DATA FOR ANALYSIS:
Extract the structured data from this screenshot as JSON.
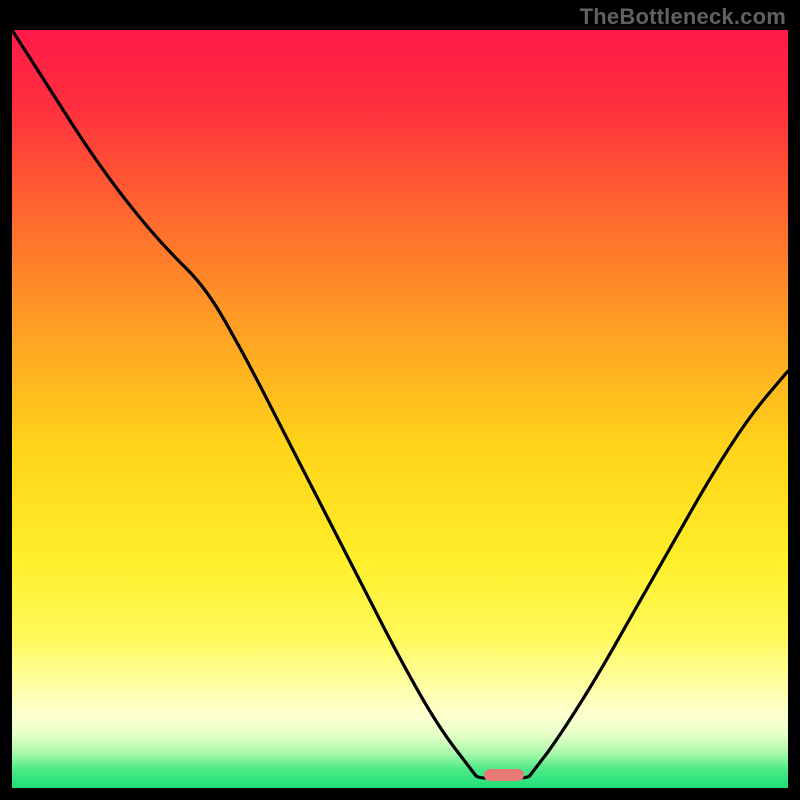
{
  "attribution": "TheBottleneck.com",
  "colors": {
    "gradient_stops": [
      {
        "offset": 0.0,
        "color": "#ff1a49"
      },
      {
        "offset": 0.1,
        "color": "#ff2f3e"
      },
      {
        "offset": 0.25,
        "color": "#ff6a2e"
      },
      {
        "offset": 0.4,
        "color": "#ffa224"
      },
      {
        "offset": 0.55,
        "color": "#ffd41a"
      },
      {
        "offset": 0.7,
        "color": "#ffef2a"
      },
      {
        "offset": 0.8,
        "color": "#fff95a"
      },
      {
        "offset": 0.86,
        "color": "#ffff9e"
      },
      {
        "offset": 0.905,
        "color": "#fdffd1"
      },
      {
        "offset": 0.93,
        "color": "#e5ffc8"
      },
      {
        "offset": 0.955,
        "color": "#a6f7a8"
      },
      {
        "offset": 0.975,
        "color": "#4dea87"
      },
      {
        "offset": 1.0,
        "color": "#1fdf7a"
      }
    ],
    "curve": "#000000",
    "marker": "#e77a74",
    "frame": "#000000"
  },
  "marker": {
    "x_frac_left": 0.608,
    "x_frac_right": 0.66,
    "y_frac": 0.983
  },
  "chart_data": {
    "type": "line",
    "title": "",
    "xlabel": "",
    "ylabel": "",
    "xlim": [
      0,
      1
    ],
    "ylim": [
      0,
      1
    ],
    "series": [
      {
        "name": "bottleneck-curve",
        "x": [
          0.0,
          0.05,
          0.1,
          0.15,
          0.2,
          0.25,
          0.3,
          0.35,
          0.4,
          0.45,
          0.5,
          0.55,
          0.595,
          0.6,
          0.63,
          0.665,
          0.67,
          0.7,
          0.75,
          0.8,
          0.85,
          0.9,
          0.95,
          1.0
        ],
        "y": [
          1.0,
          0.92,
          0.84,
          0.77,
          0.71,
          0.66,
          0.57,
          0.47,
          0.37,
          0.27,
          0.17,
          0.08,
          0.02,
          0.013,
          0.013,
          0.013,
          0.02,
          0.06,
          0.14,
          0.23,
          0.32,
          0.41,
          0.49,
          0.55
        ]
      }
    ],
    "annotations": [
      {
        "type": "marker",
        "x_range": [
          0.608,
          0.66
        ],
        "y": 0.013,
        "label": "optimal-zone"
      }
    ]
  }
}
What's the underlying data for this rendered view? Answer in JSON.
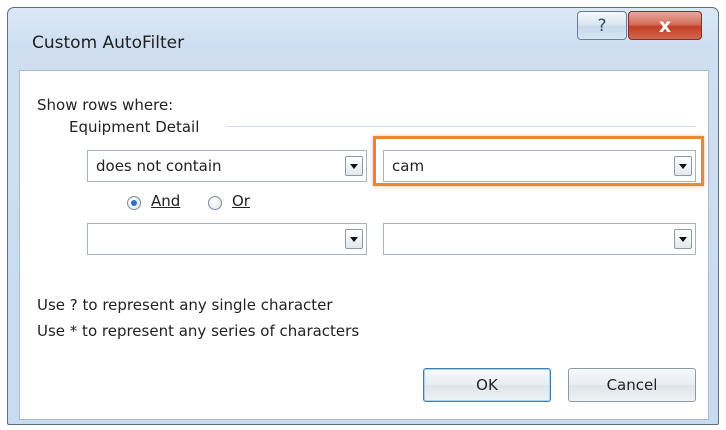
{
  "dialog": {
    "title": "Custom AutoFilter",
    "help_glyph": "?",
    "close_glyph": "x"
  },
  "filter": {
    "show_rows_label": "Show rows where:",
    "field_name": "Equipment Detail",
    "condition1": {
      "operator": "does not contain",
      "value": "cam"
    },
    "logic": {
      "and_label": "And",
      "or_label": "Or",
      "selected": "And"
    },
    "condition2": {
      "operator": "",
      "value": ""
    }
  },
  "hints": {
    "single_char": "Use ? to represent any single character",
    "series_chars": "Use * to represent any series of characters"
  },
  "buttons": {
    "ok": "OK",
    "cancel": "Cancel"
  },
  "colors": {
    "highlight": "#e28a34",
    "close_button": "#c23f26"
  }
}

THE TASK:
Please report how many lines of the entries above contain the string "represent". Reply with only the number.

EXPECTED OUTPUT:
2